Too many people believe without merit that what they say will be trusted. That’s not the way our minds work. We need to see examples of trustworthy acts before we will trust someone.
That’s at least true for adults because we’ve been burned too many times. Children, on the other hand, are naturally trusting. If only we could be like that again.
If your employer says there is an open door policy but that is not what you witness or experience, you won’t trust your employer.
The Bible speaks of letting your yes be yes and your no be no. In essence, that means people should do what they say. When people do that repeatedly, without failing even once, trust builds.
Is your door open?
You want your company to have an open door policy so you can make your voice heard. Maybe you should lead by example.
Do you have an open door policy? Can people come to you at any time with questions or suggestions?
When asked whether you can talk, do you say yes with your voice but no with your facial expression? I know I’m guilty of this. It’s easy to fall into that. Our actions definitely mean more than our words.
Let’s say you’re a mid-level manager in your company. If you implement an open door policy for your direct and indirect reports, would could happen that could motivate company management to implement something similar?
Here is a list of several things I can think of that would start happening. Your direct and indirect reports will:
- Feel more important because they are being heard
- Bring an aura of happiness and energy to their areas
- Brag about how helpful you’ve been
- Be more productive
- Be more effective in their work
- Recruit other talented people to your area
- Work for you (and the company) longer which will reduce costs
Isn’t that a great list? Wouldn’t it be great to be able to go to management and say, “I started helping our employees by having an open door policy and all these things appear to be direct by-products of that policy”?
The more quantitative you can make the results, the better. Management always likes numbers and savings. Feelings and qualitative results are hard to measure.
What can you do?

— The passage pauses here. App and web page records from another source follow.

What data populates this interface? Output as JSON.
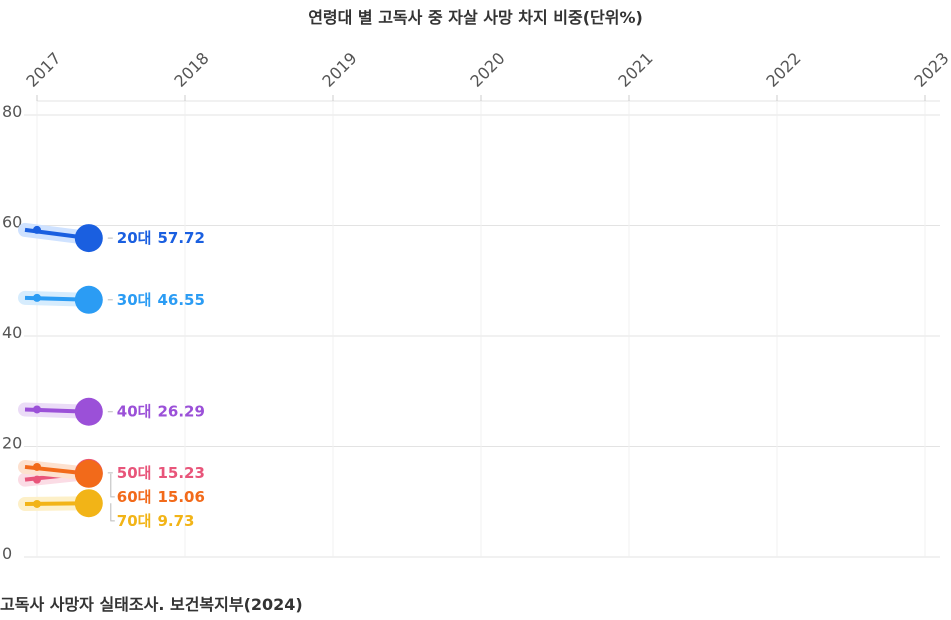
{
  "chart_data": {
    "type": "line",
    "title": "연령대 별 고독사 중 자살 사망 차지 비중(단위%)",
    "source": "고독사 사망자 실태조사. 보건복지부(2024)",
    "x_ticks": [
      "2017",
      "2018",
      "2019",
      "2020",
      "2021",
      "2022",
      "2023"
    ],
    "x_range": [
      2017,
      2023
    ],
    "ylim": [
      0,
      80
    ],
    "y_ticks": [
      "0",
      "20",
      "40",
      "60",
      "80"
    ],
    "grid": true,
    "animation_frame_x": 2017.35,
    "series": [
      {
        "name": "20대",
        "display": "57.72",
        "start": 59.2,
        "value": 57.72,
        "color": "#1a5fe0",
        "glow": "#cfe2ff"
      },
      {
        "name": "30대",
        "display": "46.55",
        "start": 46.9,
        "value": 46.55,
        "color": "#2b9cf4",
        "glow": "#d6ecfd"
      },
      {
        "name": "40대",
        "display": "26.29",
        "start": 26.7,
        "value": 26.29,
        "color": "#9b50d8",
        "glow": "#ebdcf7"
      },
      {
        "name": "50대",
        "display": "15.23",
        "start": 14.0,
        "value": 15.23,
        "color": "#e8557a",
        "glow": "#fbdce5"
      },
      {
        "name": "60대",
        "display": "15.06",
        "start": 16.3,
        "value": 15.06,
        "color": "#f26a1a",
        "glow": "#fde1cf"
      },
      {
        "name": "70대",
        "display": "9.73",
        "start": 9.6,
        "value": 9.73,
        "color": "#f2b417",
        "glow": "#fdf0c8"
      }
    ]
  }
}
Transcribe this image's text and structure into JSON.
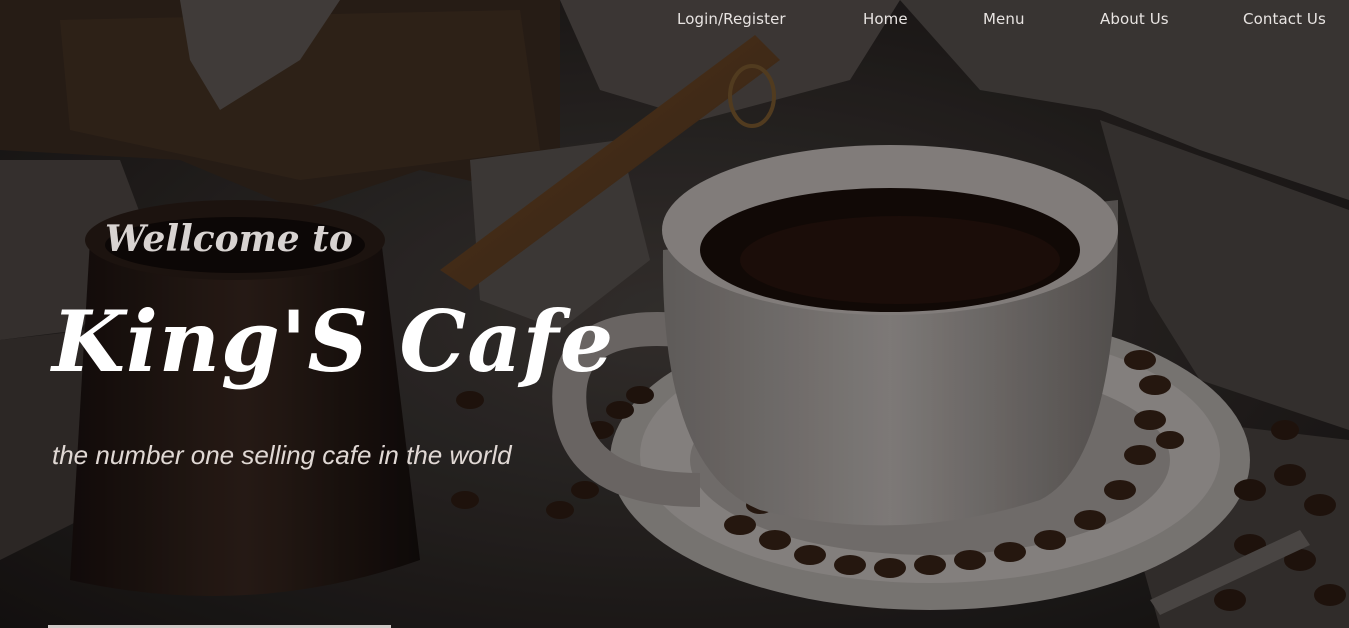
{
  "nav": {
    "items": [
      {
        "label": "Login/Register"
      },
      {
        "label": "Home"
      },
      {
        "label": "Menu"
      },
      {
        "label": "About Us"
      },
      {
        "label": "Contact Us"
      }
    ]
  },
  "hero": {
    "welcome": "Wellcome to",
    "title": "King'S Cafe",
    "tagline": "the number one selling cafe in the world"
  }
}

Now we know what goes into implementing an effective open door policy as well as the resulting benefits. What can you do to help get this open door policy started?
Of course, you can implement it yourself. That’s probably the best thing to do.
You can also ask management why there isn’t an open door policy. Help get management thinking. If you ask, you may then be asked to help coordinate it.
It’s also helpful to gently force it upon management. Your co-workers may be too shy, scared or intimidated to talk with management. It’s up to you. You can begin asking for career advice (a good idea anyway), providing suggestions for improvement, etc.
Will it help?
Very few programs will be a huge success at the moment of implementation. An open door policy will be no different. It will take time to become effective.
Most importantly, it takes the concerted effort and support of ALL members of management. The importance of such a policy must come from the top and it must be heard and witnessed continually.
If it is, an open door policy will help you, your co-workers and the company. If done correctly, productivity, happiness and profit will increase.
My door is open to you
I have an open door policy as well. I want to hear from you; to know what you want, like, dislike and need. I want to get to know you.
My door is always open (figuratively, of course) to you. Please contact me and let me know how I can help you. I want to help you advance in your career, enjoy your career and lead a more fulfilled life.
Question: If the CEO of your company had an open door policy, what is the one thing you would want to ask or share?